• What the exercise asks
Return each line below holding the string "remark".

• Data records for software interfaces
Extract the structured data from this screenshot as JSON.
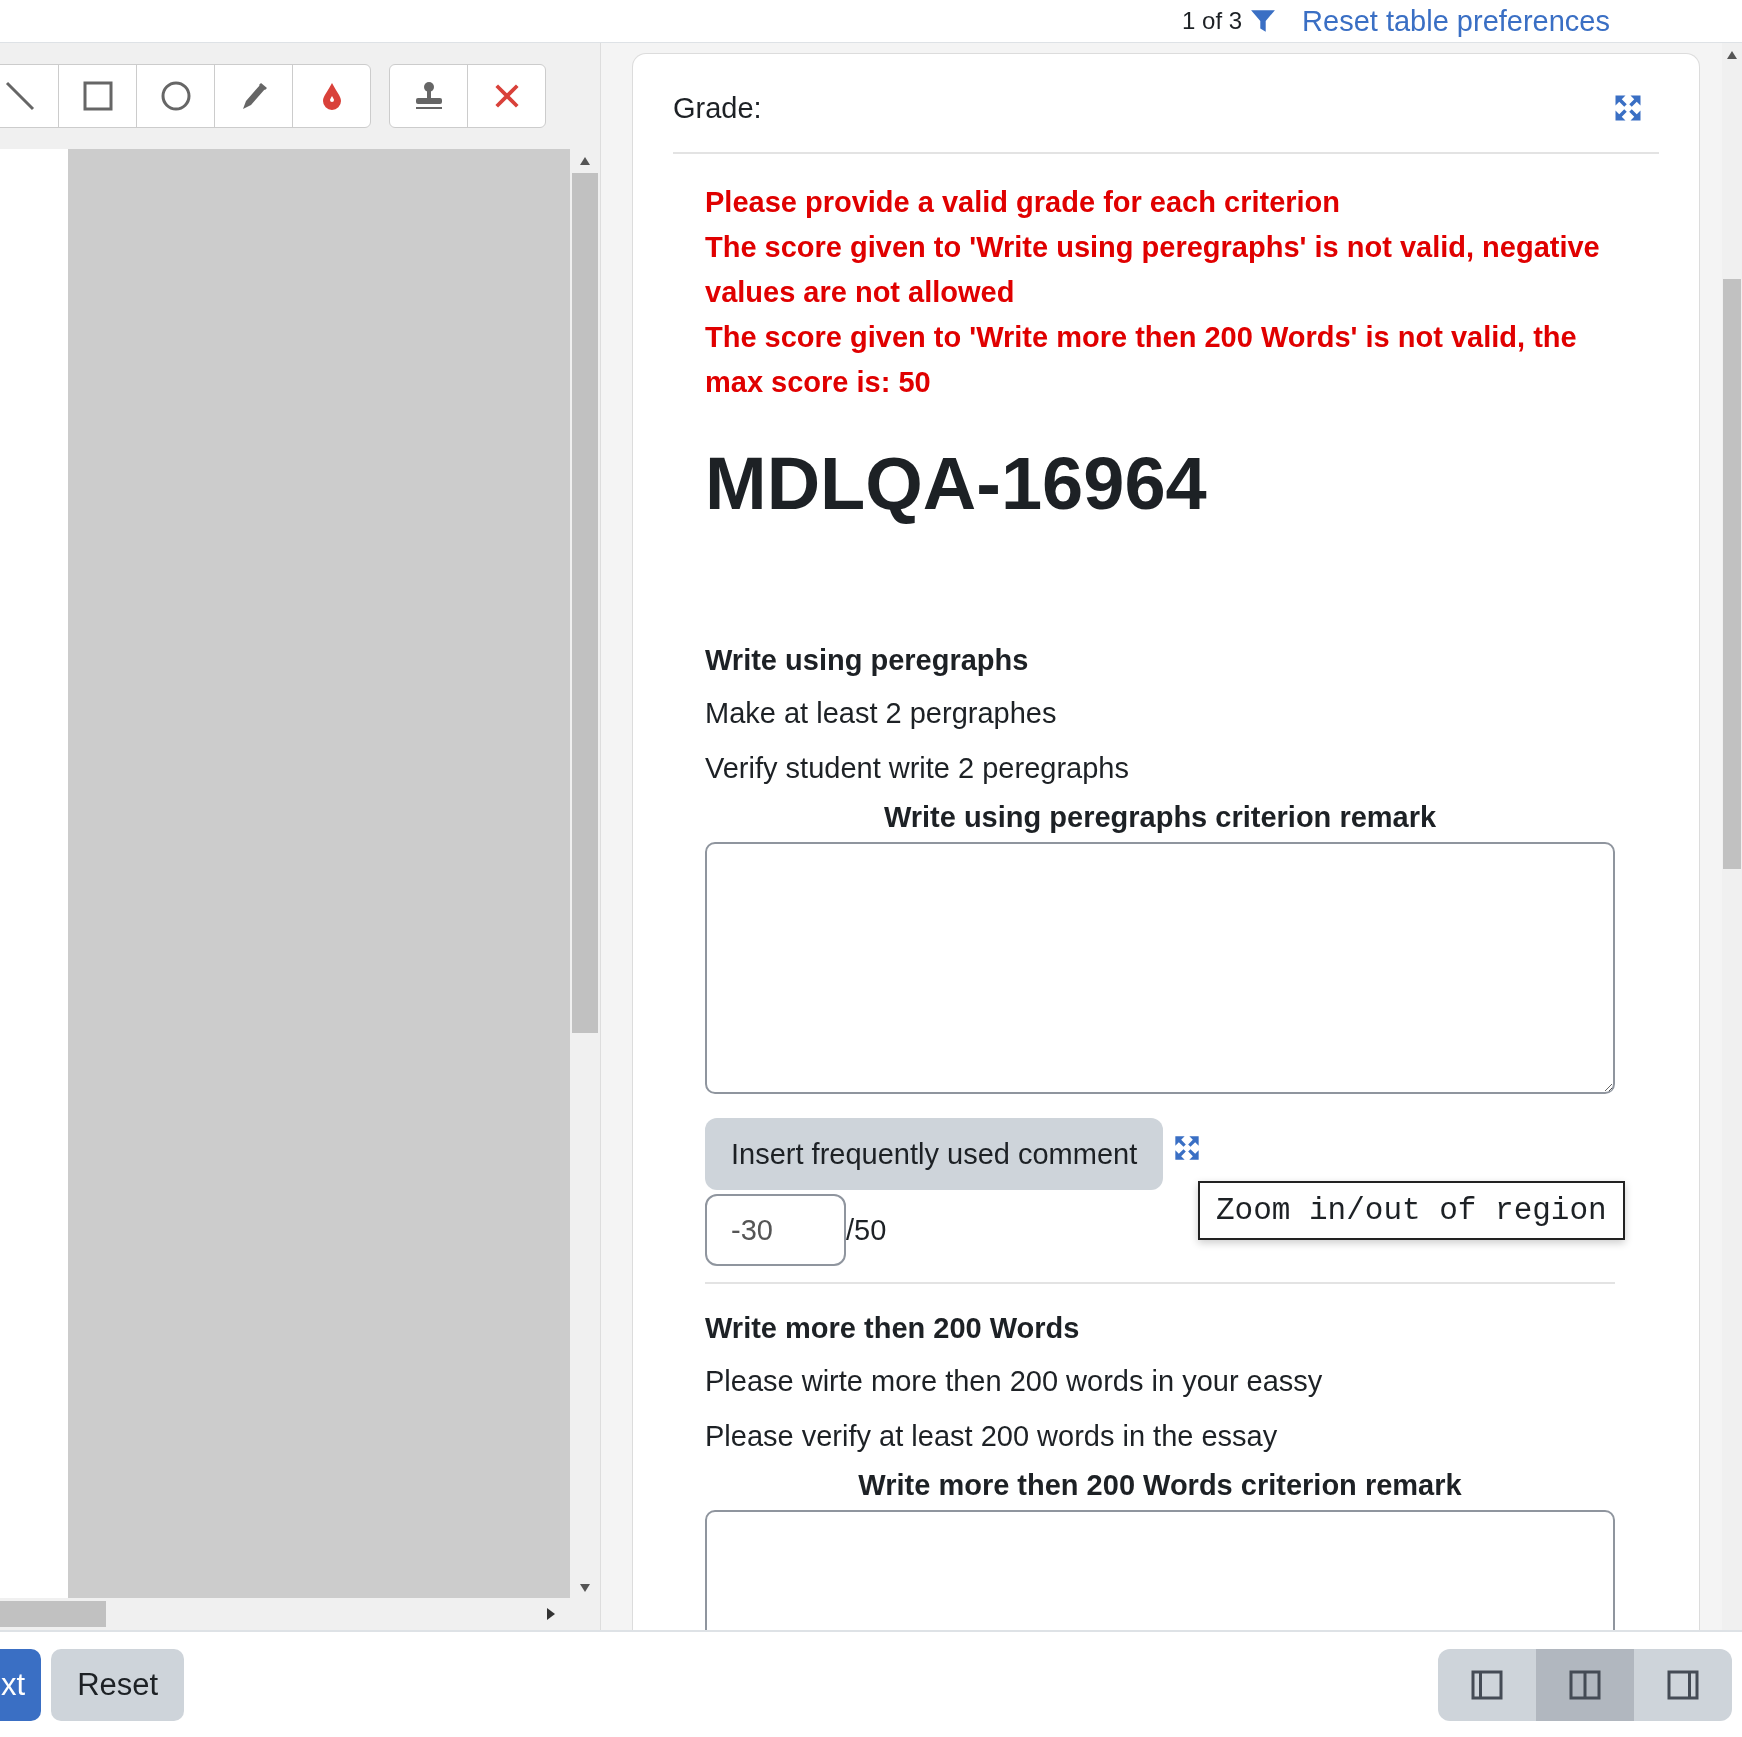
{
  "top_bar": {
    "pager": "1 of 3",
    "reset_link": "Reset table preferences"
  },
  "annotation_toolbar": {
    "groups": [
      {
        "tools": [
          {
            "kind": "line"
          },
          {
            "kind": "rectangle"
          },
          {
            "kind": "oval"
          },
          {
            "kind": "pen"
          },
          {
            "kind": "color"
          }
        ]
      },
      {
        "tools": [
          {
            "kind": "stamp"
          },
          {
            "kind": "delete"
          }
        ]
      }
    ]
  },
  "grade_panel": {
    "title": "Grade:",
    "errors": [
      "Please provide a valid grade for each criterion",
      "The score given to 'Write using peregraphs' is not valid, negative values are not allowed",
      "The score given to 'Write more then 200 Words' is not valid, the max score is: 50"
    ],
    "heading": "MDLQA-16964",
    "criteria": [
      {
        "title": "Write using peregraphs",
        "description": "Make at least 2 pergraphes",
        "grader_note": "Verify student write 2 peregraphs",
        "remark_label": "Write using peregraphs criterion remark",
        "comment_button": "Insert frequently used comment",
        "score": "-30",
        "max_score": "/50"
      },
      {
        "title": "Write more then 200 Words",
        "description": "Please wirte more then 200 words in your eassy",
        "grader_note": "Please verify at least 200 words in the essay",
        "remark_label": "Write more then 200 Words criterion remark"
      }
    ],
    "tooltip": "Zoom in/out of region"
  },
  "bottom_bar": {
    "buttons": [
      {
        "label": "xt",
        "kind": "primary"
      },
      {
        "label": "Reset",
        "kind": "secondary"
      }
    ],
    "layout_toggles": [
      {
        "kind": "left",
        "selected": false
      },
      {
        "kind": "both",
        "selected": true
      },
      {
        "kind": "right",
        "selected": false
      }
    ]
  }
}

• Your solution
        "remark_label": "Write using peregraphs criterion remark",
        "remark_label": "Write more then 200 Words criterion remark"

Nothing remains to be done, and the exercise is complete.